• Aim of the exercise
Write the records out exactly, so that no picture remains in the copy.

[Source data]

**********

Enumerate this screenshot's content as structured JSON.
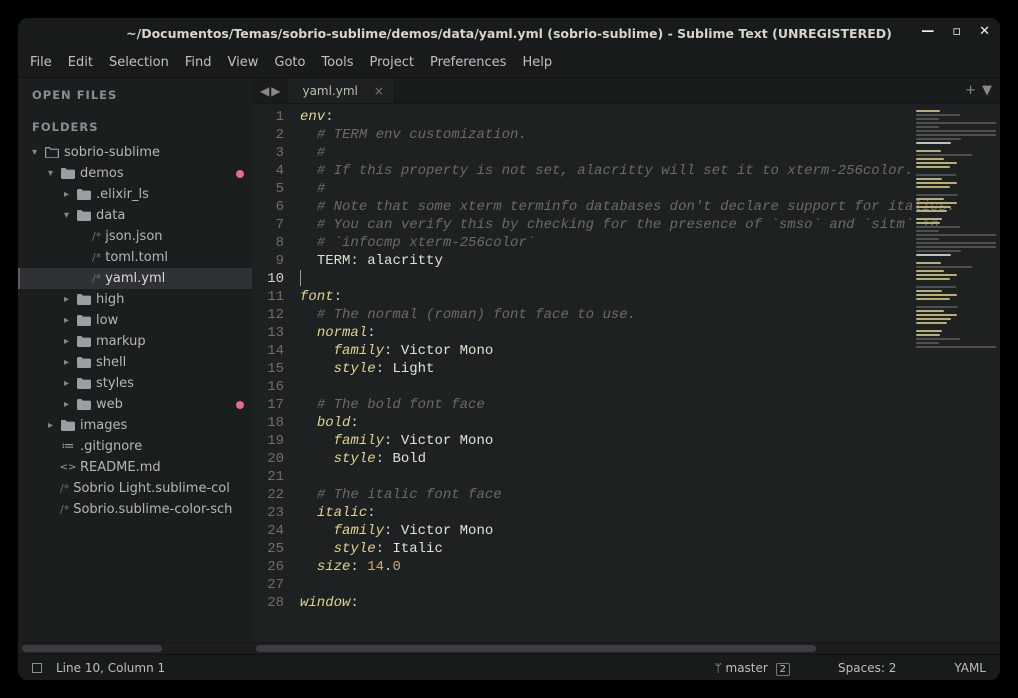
{
  "titlebar": {
    "title": "~/Documentos/Temas/sobrio-sublime/demos/data/yaml.yml (sobrio-sublime) - Sublime Text (UNREGISTERED)"
  },
  "menubar": {
    "items": [
      "File",
      "Edit",
      "Selection",
      "Find",
      "View",
      "Goto",
      "Tools",
      "Project",
      "Preferences",
      "Help"
    ]
  },
  "sidebar": {
    "open_files_title": "OPEN FILES",
    "folders_title": "FOLDERS",
    "tree": [
      {
        "indent": 0,
        "chev": "▾",
        "kind": "folder-open",
        "label": "sobrio-sublime"
      },
      {
        "indent": 1,
        "chev": "▾",
        "kind": "folder-solid",
        "label": "demos",
        "dot": true
      },
      {
        "indent": 2,
        "chev": "▸",
        "kind": "folder-solid",
        "label": ".elixir_ls"
      },
      {
        "indent": 2,
        "chev": "▾",
        "kind": "folder-solid",
        "label": "data"
      },
      {
        "indent": 3,
        "chev": "",
        "kind": "ext",
        "ext": "/*",
        "label": "json.json"
      },
      {
        "indent": 3,
        "chev": "",
        "kind": "ext",
        "ext": "/*",
        "label": "toml.toml"
      },
      {
        "indent": 3,
        "chev": "",
        "kind": "ext",
        "ext": "/*",
        "label": "yaml.yml",
        "selected": true
      },
      {
        "indent": 2,
        "chev": "▸",
        "kind": "folder-solid",
        "label": "high"
      },
      {
        "indent": 2,
        "chev": "▸",
        "kind": "folder-solid",
        "label": "low"
      },
      {
        "indent": 2,
        "chev": "▸",
        "kind": "folder-solid",
        "label": "markup"
      },
      {
        "indent": 2,
        "chev": "▸",
        "kind": "folder-solid",
        "label": "shell"
      },
      {
        "indent": 2,
        "chev": "▸",
        "kind": "folder-solid",
        "label": "styles"
      },
      {
        "indent": 2,
        "chev": "▸",
        "kind": "folder-solid",
        "label": "web",
        "dot": true
      },
      {
        "indent": 1,
        "chev": "▸",
        "kind": "folder-solid",
        "label": "images"
      },
      {
        "indent": 1,
        "chev": "",
        "kind": "gitignore",
        "label": ".gitignore"
      },
      {
        "indent": 1,
        "chev": "",
        "kind": "md",
        "label": "README.md"
      },
      {
        "indent": 1,
        "chev": "",
        "kind": "ext",
        "ext": "/*",
        "label": "Sobrio Light.sublime-col"
      },
      {
        "indent": 1,
        "chev": "",
        "kind": "ext",
        "ext": "/*",
        "label": "Sobrio.sublime-color-sch"
      }
    ]
  },
  "tabs": {
    "open": [
      {
        "label": "yaml.yml",
        "active": true
      }
    ]
  },
  "editor": {
    "active_line": 10,
    "lines": [
      [
        {
          "t": "key",
          "v": "env"
        },
        {
          "t": "colon",
          "v": ":"
        }
      ],
      [
        {
          "t": "pad",
          "v": "  "
        },
        {
          "t": "comment",
          "v": "# TERM env customization."
        }
      ],
      [
        {
          "t": "pad",
          "v": "  "
        },
        {
          "t": "comment",
          "v": "#"
        }
      ],
      [
        {
          "t": "pad",
          "v": "  "
        },
        {
          "t": "comment",
          "v": "# If this property is not set, alacritty will set it to xterm-256color."
        }
      ],
      [
        {
          "t": "pad",
          "v": "  "
        },
        {
          "t": "comment",
          "v": "#"
        }
      ],
      [
        {
          "t": "pad",
          "v": "  "
        },
        {
          "t": "comment",
          "v": "# Note that some xterm terminfo databases don't declare support for italics."
        }
      ],
      [
        {
          "t": "pad",
          "v": "  "
        },
        {
          "t": "comment",
          "v": "# You can verify this by checking for the presence of `smso` and `sitm` in"
        }
      ],
      [
        {
          "t": "pad",
          "v": "  "
        },
        {
          "t": "comment",
          "v": "# `infocmp xterm-256color`"
        }
      ],
      [
        {
          "t": "pad",
          "v": "  "
        },
        {
          "t": "var",
          "v": "TERM"
        },
        {
          "t": "colon",
          "v": ": "
        },
        {
          "t": "val",
          "v": "alacritty"
        }
      ],
      [
        {
          "t": "cursor",
          "v": ""
        }
      ],
      [
        {
          "t": "key",
          "v": "font"
        },
        {
          "t": "colon",
          "v": ":"
        }
      ],
      [
        {
          "t": "pad",
          "v": "  "
        },
        {
          "t": "comment",
          "v": "# The normal (roman) font face to use."
        }
      ],
      [
        {
          "t": "pad",
          "v": "  "
        },
        {
          "t": "key",
          "v": "normal"
        },
        {
          "t": "colon",
          "v": ":"
        }
      ],
      [
        {
          "t": "pad",
          "v": "    "
        },
        {
          "t": "key",
          "v": "family"
        },
        {
          "t": "colon",
          "v": ": "
        },
        {
          "t": "val",
          "v": "Victor Mono"
        }
      ],
      [
        {
          "t": "pad",
          "v": "    "
        },
        {
          "t": "key",
          "v": "style"
        },
        {
          "t": "colon",
          "v": ": "
        },
        {
          "t": "val",
          "v": "Light"
        }
      ],
      [],
      [
        {
          "t": "pad",
          "v": "  "
        },
        {
          "t": "comment",
          "v": "# The bold font face"
        }
      ],
      [
        {
          "t": "pad",
          "v": "  "
        },
        {
          "t": "key",
          "v": "bold"
        },
        {
          "t": "colon",
          "v": ":"
        }
      ],
      [
        {
          "t": "pad",
          "v": "    "
        },
        {
          "t": "key",
          "v": "family"
        },
        {
          "t": "colon",
          "v": ": "
        },
        {
          "t": "val",
          "v": "Victor Mono"
        }
      ],
      [
        {
          "t": "pad",
          "v": "    "
        },
        {
          "t": "key",
          "v": "style"
        },
        {
          "t": "colon",
          "v": ": "
        },
        {
          "t": "val",
          "v": "Bold"
        }
      ],
      [],
      [
        {
          "t": "pad",
          "v": "  "
        },
        {
          "t": "comment",
          "v": "# The italic font face"
        }
      ],
      [
        {
          "t": "pad",
          "v": "  "
        },
        {
          "t": "key",
          "v": "italic"
        },
        {
          "t": "colon",
          "v": ":"
        }
      ],
      [
        {
          "t": "pad",
          "v": "    "
        },
        {
          "t": "key",
          "v": "family"
        },
        {
          "t": "colon",
          "v": ": "
        },
        {
          "t": "val",
          "v": "Victor Mono"
        }
      ],
      [
        {
          "t": "pad",
          "v": "    "
        },
        {
          "t": "key",
          "v": "style"
        },
        {
          "t": "colon",
          "v": ": "
        },
        {
          "t": "val",
          "v": "Italic"
        }
      ],
      [
        {
          "t": "pad",
          "v": "  "
        },
        {
          "t": "key",
          "v": "size"
        },
        {
          "t": "colon",
          "v": ": "
        },
        {
          "t": "num",
          "v": "14"
        },
        {
          "t": "colon",
          "v": "."
        },
        {
          "t": "num",
          "v": "0"
        }
      ],
      [],
      [
        {
          "t": "key",
          "v": "window"
        },
        {
          "t": "colon",
          "v": ":"
        }
      ]
    ]
  },
  "statusbar": {
    "position": "Line 10, Column 1",
    "branch": "master",
    "branch_count": "2",
    "spaces": "Spaces: 2",
    "syntax": "YAML"
  }
}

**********

• Exercise answer
Enumerate this screenshot's content as structured JSON.
{
  "titlebar": {
    "title": "~/Documentos/Temas/sobrio-sublime/demos/data/yaml.yml (sobrio-sublime) - Sublime Text (UNREGISTERED)"
  },
  "menubar": {
    "items": [
      "File",
      "Edit",
      "Selection",
      "Find",
      "View",
      "Goto",
      "Tools",
      "Project",
      "Preferences",
      "Help"
    ]
  },
  "sidebar": {
    "open_files_title": "OPEN FILES",
    "folders_title": "FOLDERS",
    "tree": [
      {
        "indent": 0,
        "chev": "▾",
        "kind": "folder-open",
        "label": "sobrio-sublime"
      },
      {
        "indent": 1,
        "chev": "▾",
        "kind": "folder-solid",
        "label": "demos",
        "dot": true
      },
      {
        "indent": 2,
        "chev": "▸",
        "kind": "folder-solid",
        "label": ".elixir_ls"
      },
      {
        "indent": 2,
        "chev": "▾",
        "kind": "folder-solid",
        "label": "data"
      },
      {
        "indent": 3,
        "chev": "",
        "kind": "ext",
        "ext": "/*",
        "label": "json.json"
      },
      {
        "indent": 3,
        "chev": "",
        "kind": "ext",
        "ext": "/*",
        "label": "toml.toml"
      },
      {
        "indent": 3,
        "chev": "",
        "kind": "ext",
        "ext": "/*",
        "label": "yaml.yml",
        "selected": true
      },
      {
        "indent": 2,
        "chev": "▸",
        "kind": "folder-solid",
        "label": "high"
      },
      {
        "indent": 2,
        "chev": "▸",
        "kind": "folder-solid",
        "label": "low"
      },
      {
        "indent": 2,
        "chev": "▸",
        "kind": "folder-solid",
        "label": "markup"
      },
      {
        "indent": 2,
        "chev": "▸",
        "kind": "folder-solid",
        "label": "shell"
      },
      {
        "indent": 2,
        "chev": "▸",
        "kind": "folder-solid",
        "label": "styles"
      },
      {
        "indent": 2,
        "chev": "▸",
        "kind": "folder-solid",
        "label": "web",
        "dot": true
      },
      {
        "indent": 1,
        "chev": "▸",
        "kind": "folder-solid",
        "label": "images"
      },
      {
        "indent": 1,
        "chev": "",
        "kind": "gitignore",
        "label": ".gitignore"
      },
      {
        "indent": 1,
        "chev": "",
        "kind": "md",
        "label": "README.md"
      },
      {
        "indent": 1,
        "chev": "",
        "kind": "ext",
        "ext": "/*",
        "label": "Sobrio Light.sublime-col"
      },
      {
        "indent": 1,
        "chev": "",
        "kind": "ext",
        "ext": "/*",
        "label": "Sobrio.sublime-color-sch"
      }
    ]
  },
  "tabs": {
    "open": [
      {
        "label": "yaml.yml",
        "active": true
      }
    ]
  },
  "editor": {
    "active_line": 10,
    "lines": [
      [
        {
          "t": "key",
          "v": "env"
        },
        {
          "t": "colon",
          "v": ":"
        }
      ],
      [
        {
          "t": "pad",
          "v": "  "
        },
        {
          "t": "comment",
          "v": "# TERM env customization."
        }
      ],
      [
        {
          "t": "pad",
          "v": "  "
        },
        {
          "t": "comment",
          "v": "#"
        }
      ],
      [
        {
          "t": "pad",
          "v": "  "
        },
        {
          "t": "comment",
          "v": "# If this property is not set, alacritty will set it to xterm-256color."
        }
      ],
      [
        {
          "t": "pad",
          "v": "  "
        },
        {
          "t": "comment",
          "v": "#"
        }
      ],
      [
        {
          "t": "pad",
          "v": "  "
        },
        {
          "t": "comment",
          "v": "# Note that some xterm terminfo databases don't declare support for italics."
        }
      ],
      [
        {
          "t": "pad",
          "v": "  "
        },
        {
          "t": "comment",
          "v": "# You can verify this by checking for the presence of `smso` and `sitm` in"
        }
      ],
      [
        {
          "t": "pad",
          "v": "  "
        },
        {
          "t": "comment",
          "v": "# `infocmp xterm-256color`"
        }
      ],
      [
        {
          "t": "pad",
          "v": "  "
        },
        {
          "t": "var",
          "v": "TERM"
        },
        {
          "t": "colon",
          "v": ": "
        },
        {
          "t": "val",
          "v": "alacritty"
        }
      ],
      [
        {
          "t": "cursor",
          "v": ""
        }
      ],
      [
        {
          "t": "key",
          "v": "font"
        },
        {
          "t": "colon",
          "v": ":"
        }
      ],
      [
        {
          "t": "pad",
          "v": "  "
        },
        {
          "t": "comment",
          "v": "# The normal (roman) font face to use."
        }
      ],
      [
        {
          "t": "pad",
          "v": "  "
        },
        {
          "t": "key",
          "v": "normal"
        },
        {
          "t": "colon",
          "v": ":"
        }
      ],
      [
        {
          "t": "pad",
          "v": "    "
        },
        {
          "t": "key",
          "v": "family"
        },
        {
          "t": "colon",
          "v": ": "
        },
        {
          "t": "val",
          "v": "Victor Mono"
        }
      ],
      [
        {
          "t": "pad",
          "v": "    "
        },
        {
          "t": "key",
          "v": "style"
        },
        {
          "t": "colon",
          "v": ": "
        },
        {
          "t": "val",
          "v": "Light"
        }
      ],
      [],
      [
        {
          "t": "pad",
          "v": "  "
        },
        {
          "t": "comment",
          "v": "# The bold font face"
        }
      ],
      [
        {
          "t": "pad",
          "v": "  "
        },
        {
          "t": "key",
          "v": "bold"
        },
        {
          "t": "colon",
          "v": ":"
        }
      ],
      [
        {
          "t": "pad",
          "v": "    "
        },
        {
          "t": "key",
          "v": "family"
        },
        {
          "t": "colon",
          "v": ": "
        },
        {
          "t": "val",
          "v": "Victor Mono"
        }
      ],
      [
        {
          "t": "pad",
          "v": "    "
        },
        {
          "t": "key",
          "v": "style"
        },
        {
          "t": "colon",
          "v": ": "
        },
        {
          "t": "val",
          "v": "Bold"
        }
      ],
      [],
      [
        {
          "t": "pad",
          "v": "  "
        },
        {
          "t": "comment",
          "v": "# The italic font face"
        }
      ],
      [
        {
          "t": "pad",
          "v": "  "
        },
        {
          "t": "key",
          "v": "italic"
        },
        {
          "t": "colon",
          "v": ":"
        }
      ],
      [
        {
          "t": "pad",
          "v": "    "
        },
        {
          "t": "key",
          "v": "family"
        },
        {
          "t": "colon",
          "v": ": "
        },
        {
          "t": "val",
          "v": "Victor Mono"
        }
      ],
      [
        {
          "t": "pad",
          "v": "    "
        },
        {
          "t": "key",
          "v": "style"
        },
        {
          "t": "colon",
          "v": ": "
        },
        {
          "t": "val",
          "v": "Italic"
        }
      ],
      [
        {
          "t": "pad",
          "v": "  "
        },
        {
          "t": "key",
          "v": "size"
        },
        {
          "t": "colon",
          "v": ": "
        },
        {
          "t": "num",
          "v": "14"
        },
        {
          "t": "colon",
          "v": "."
        },
        {
          "t": "num",
          "v": "0"
        }
      ],
      [],
      [
        {
          "t": "key",
          "v": "window"
        },
        {
          "t": "colon",
          "v": ":"
        }
      ]
    ]
  },
  "statusbar": {
    "position": "Line 10, Column 1",
    "branch": "master",
    "branch_count": "2",
    "spaces": "Spaces: 2",
    "syntax": "YAML"
  }
}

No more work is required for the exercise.